We need to encourage our learners to think like someone attending a cocktail party. They get to meet a number of people, until they find a person with whom they share mutual interests. Then, conversation ensues. Unbeknown to learners, the people in a social learning situation are not total strangers. They happen to be engaged and are having a lively and interesting conversation with another person.
With this model in mind, we offer two recommendations:
- Longer time span. Create a social learning environment that lasts longer. If we implement the social learning aspect to accompany a class and it starts on Monday and ends on Friday, there will be no opportunities to build connections, establish rapport and nurture relationships. Learners will be less inclined to make the investment in time and emotional relationships. Develop a spaced-out interaction, maybe a few weeks.
- Meaningful conversations. Remind learners, the goal is not to have a relationship with the whole class but to look for meaningful sharing of ideas and stories with a few people within the group - those with similar interests. Social learning is a not a scattergun approach to learning; "it is intimate and selective."
I Do, Therefore I Learn and Gain Respect
Viewing the story sharing documentary reminded me that social interaction and sharing are indeed a social and psychological contract between the person sharing a story and the followers or recipients.
Social learning is shallow when it merely focuses on the trainer's need to frame the conversations to suit the content. This is quickly apparent to learners. To engage them, turn the tables and ask learners to talk abouttheir interest areas.
But how do you align their discussions with your content? How do ensure they don't segue into topics outside of the immediate lesson?
Consider the following ideas:
Strong positions. Ask learners to put a stake on the group and pursue a topic that they are passionate about. Encourage them to gain depth by researching and presenting dissenting views, challenging assumptions and taking a strong position or changing positions as they make discoveries.
Many learners contribute ideas by posting "me too" and superficial "hi and hello" comments. They fail to engage others because they don't show seriousness and strong intent. They don't make it a passionate pursuit. Encourage learners to ask penetrating questions and provide insights.
Credibility and reputation are important. Advise learners that having good conversations with others or having many strangers visit and benefit from their postings reflects on their credibility and reputation. Instead of their being like a fruit fly buzzing from one conversation to another, an in-depth conversation on one issue builds respect and gains admiration from others.
Allow real-life pursuits. To help learners align their discussion pursuits with your content focus, allow them to relate a story, an experience or a real-life application regarding your content. Learners' postings may veer away from your core topic, but they have done so to pursue an interest. Encourage them. Use your content as a trigger to help them recall real-life situations. Avoid limiting their discoveries by stubbornly adhering only to your academic objectives.
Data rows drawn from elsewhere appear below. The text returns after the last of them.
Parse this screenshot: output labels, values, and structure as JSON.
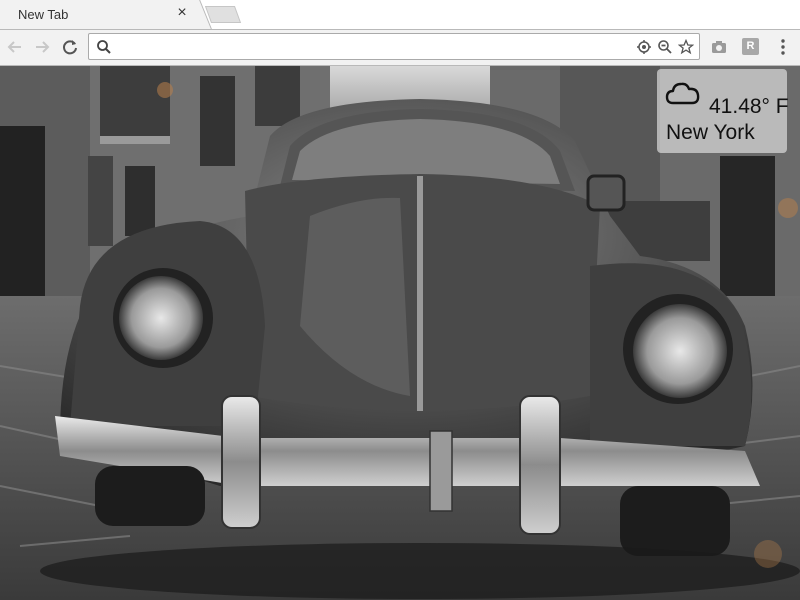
{
  "browser": {
    "tab": {
      "title": "New Tab",
      "close_glyph": "×"
    },
    "toolbar": {
      "back_icon": "arrow-left-icon",
      "forward_icon": "arrow-right-icon",
      "reload_icon": "reload-icon",
      "omnibox": {
        "value": "",
        "placeholder": ""
      },
      "extension_r_label": "R"
    }
  },
  "weather": {
    "condition_icon": "cloud-icon",
    "temperature": "41.48° F",
    "city": "New York"
  },
  "colors": {
    "tab_bg": "#f2f2f2",
    "toolbar_bg": "#f2f2f2",
    "border": "#b9b9b9",
    "widget_bg": "#ebebeb"
  }
}
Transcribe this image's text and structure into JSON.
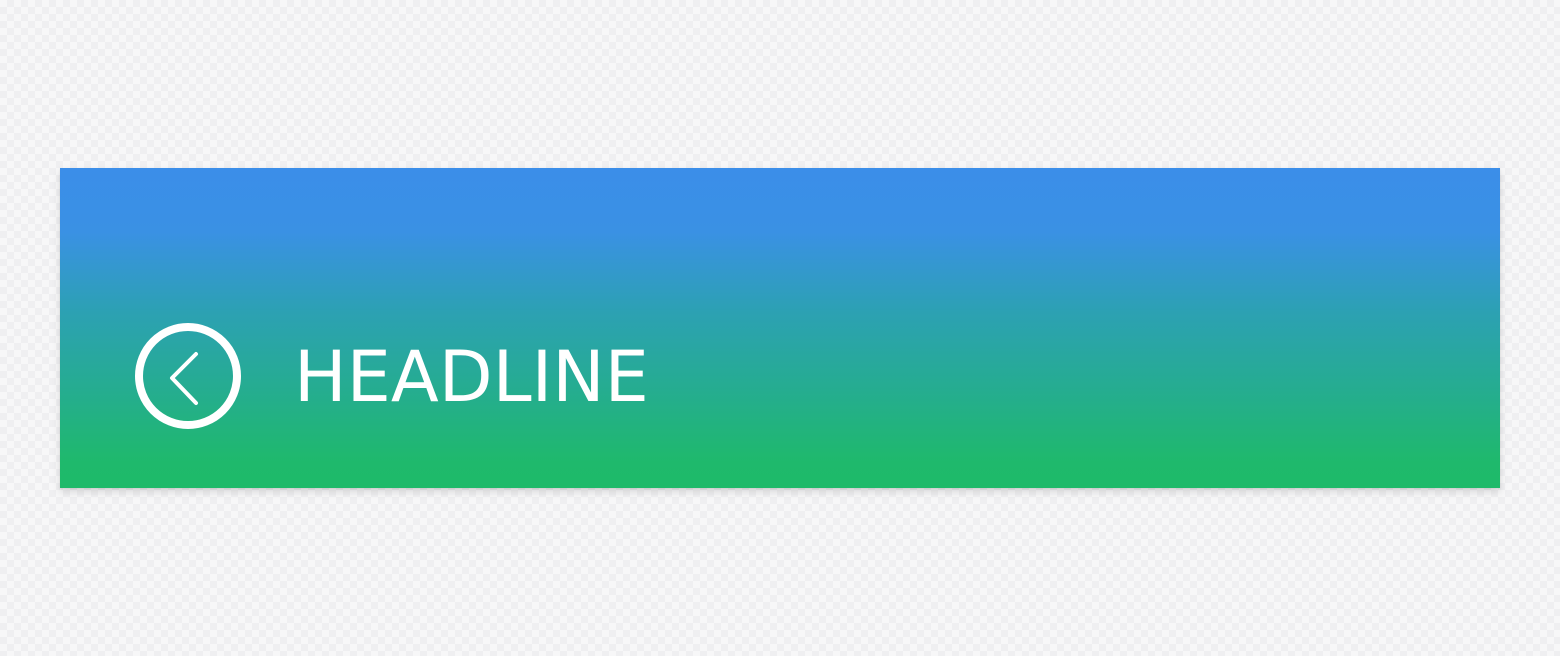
{
  "header": {
    "title": "HEADLINE",
    "back_icon": "chevron-left-circle-icon",
    "gradient_top_color": "#3b8ee9",
    "gradient_bottom_color": "#1eba69",
    "text_color": "#ffffff"
  }
}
Social learning ought to be story sharing. Learners learn by participating in small, focused and meaningful conversations. It is only through deeper pursuits of personal interests and sharing their discoveries with the group that learners develop credibility, reputation and respect. It is this degree of application that makes social learning a story-sharing medium. It is by story sharing that learners really absorb the lessons. It is by this approach they "Find Friends They Haven't Met Yet."
I’d love to hear your thoughts about this topic. Sound off in the comments section!
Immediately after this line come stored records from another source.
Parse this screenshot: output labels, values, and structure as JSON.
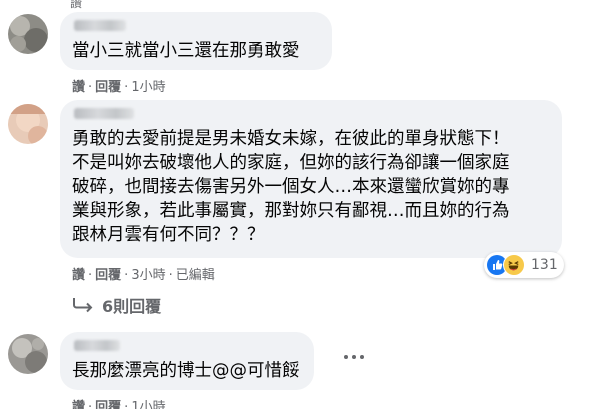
{
  "top_crop": "讚",
  "comments": [
    {
      "text": "當小三就當小三還在那勇敢愛",
      "actions": {
        "like": "讚",
        "reply": "回覆",
        "time": "1小時"
      }
    },
    {
      "text_lines": [
        "勇敢的去愛前提是男未婚女未嫁，在彼此的單身狀態下！",
        "不是叫妳去破壞他人的家庭，但妳的該行為卻讓一個家庭",
        "破碎，也間接去傷害另外一個女人…本來還蠻欣賞妳的專",
        "業與形象，若此事屬實，那對妳只有鄙視…而且妳的行為",
        "跟林月雲有何不同？？？"
      ],
      "actions": {
        "like": "讚",
        "reply": "回覆",
        "time": "3小時",
        "edited": "已編輯"
      },
      "reactions": {
        "icons": [
          "like-icon",
          "haha-icon"
        ],
        "count": "131"
      },
      "more_replies": "6則回覆"
    },
    {
      "text": "長那麼漂亮的博士@@可惜餒",
      "actions": {
        "like": "讚",
        "reply": "回覆",
        "time": "1小時"
      }
    }
  ],
  "colors": {
    "bubble": "#f0f2f5",
    "text": "#050505",
    "secondary": "#65676b",
    "like_blue": "#1877f2",
    "haha_yellow": "#f7c94a"
  }
}
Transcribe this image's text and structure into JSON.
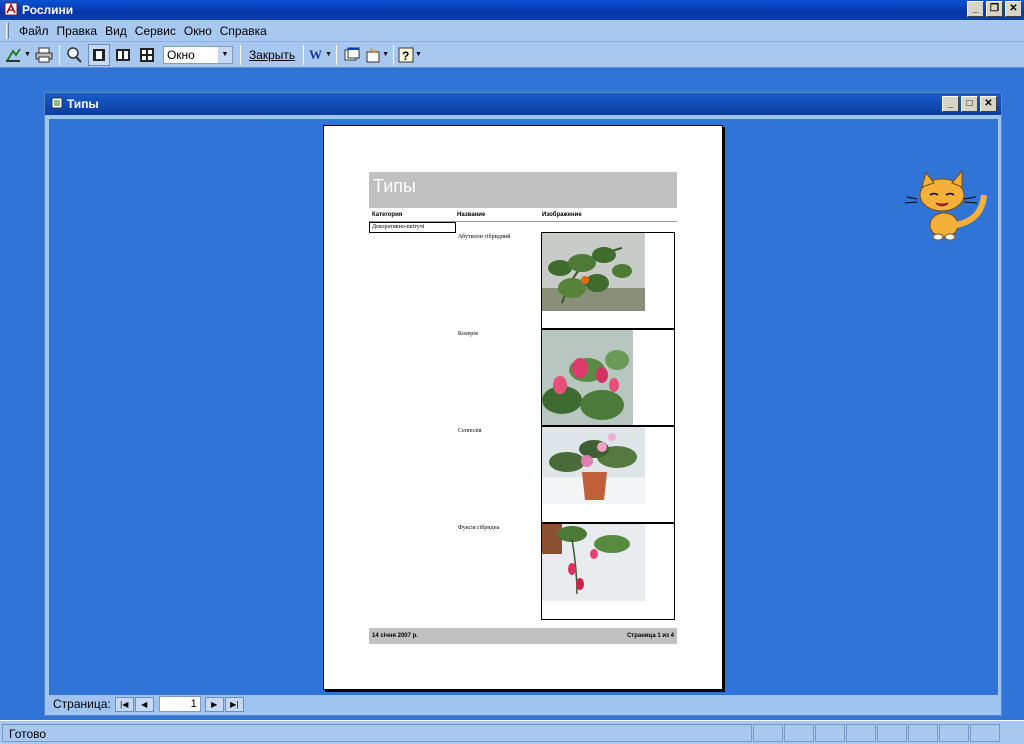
{
  "app": {
    "title": "Рослини"
  },
  "menu": {
    "items": [
      {
        "label": "Файл"
      },
      {
        "label": "Правка"
      },
      {
        "label": "Вид"
      },
      {
        "label": "Сервис"
      },
      {
        "label": "Окно"
      },
      {
        "label": "Справка"
      }
    ]
  },
  "toolbar": {
    "zoom_value": "Окно",
    "close_label": "Закрыть"
  },
  "document": {
    "title": "Типы",
    "report": {
      "header_title": "Типы",
      "columns": {
        "category": "Категория",
        "name": "Название",
        "image": "Изображение"
      },
      "category_value": "Декоративно-квітучі",
      "rows": [
        {
          "name": "Абутилон гібридний"
        },
        {
          "name": "Колерія"
        },
        {
          "name": "Сенполія"
        },
        {
          "name": "Фуксія гібридна"
        }
      ],
      "footer_date": "14 січня 2007 р.",
      "footer_page": "Страница 1 из 4"
    },
    "navigation": {
      "label": "Страница:",
      "current_page": "1"
    }
  },
  "status": {
    "text": "Готово"
  }
}
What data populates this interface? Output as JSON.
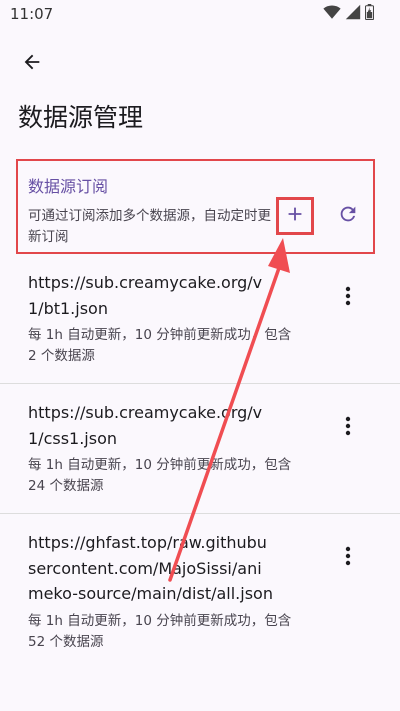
{
  "status_bar": {
    "time": "11:07",
    "icons": [
      "wifi-icon",
      "signal-icon",
      "battery-icon"
    ]
  },
  "app_bar": {
    "back_icon": "arrow-back-icon",
    "title": "数据源管理"
  },
  "section": {
    "title": "数据源订阅",
    "description": "可通过订阅添加多个数据源，自动定时更新订阅",
    "add_icon": "plus-icon",
    "refresh_icon": "refresh-icon"
  },
  "subscriptions": [
    {
      "url": "https://sub.creamycake.org/v1/bt1.json",
      "status": "每 1h 自动更新，10 分钟前更新成功，包含 2 个数据源"
    },
    {
      "url": "https://sub.creamycake.org/v1/css1.json",
      "status": "每 1h 自动更新，10 分钟前更新成功，包含 24 个数据源"
    },
    {
      "url": "https://ghfast.top/raw.githubusercontent.com/MajoSissi/animeko-source/main/dist/all.json",
      "status": "每 1h 自动更新，10 分钟前更新成功，包含 52 个数据源"
    }
  ],
  "colors": {
    "accent": "#6750a4",
    "highlight": "#e2474b",
    "background": "#fbf8fd"
  }
}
USC Center for Creative Technologies
Matthew D. Lieberman, Social: Why Our Brains Are Wired to Connect (2013)
Ray Jimenez, PhD
"Helping Learners Learn Their Way"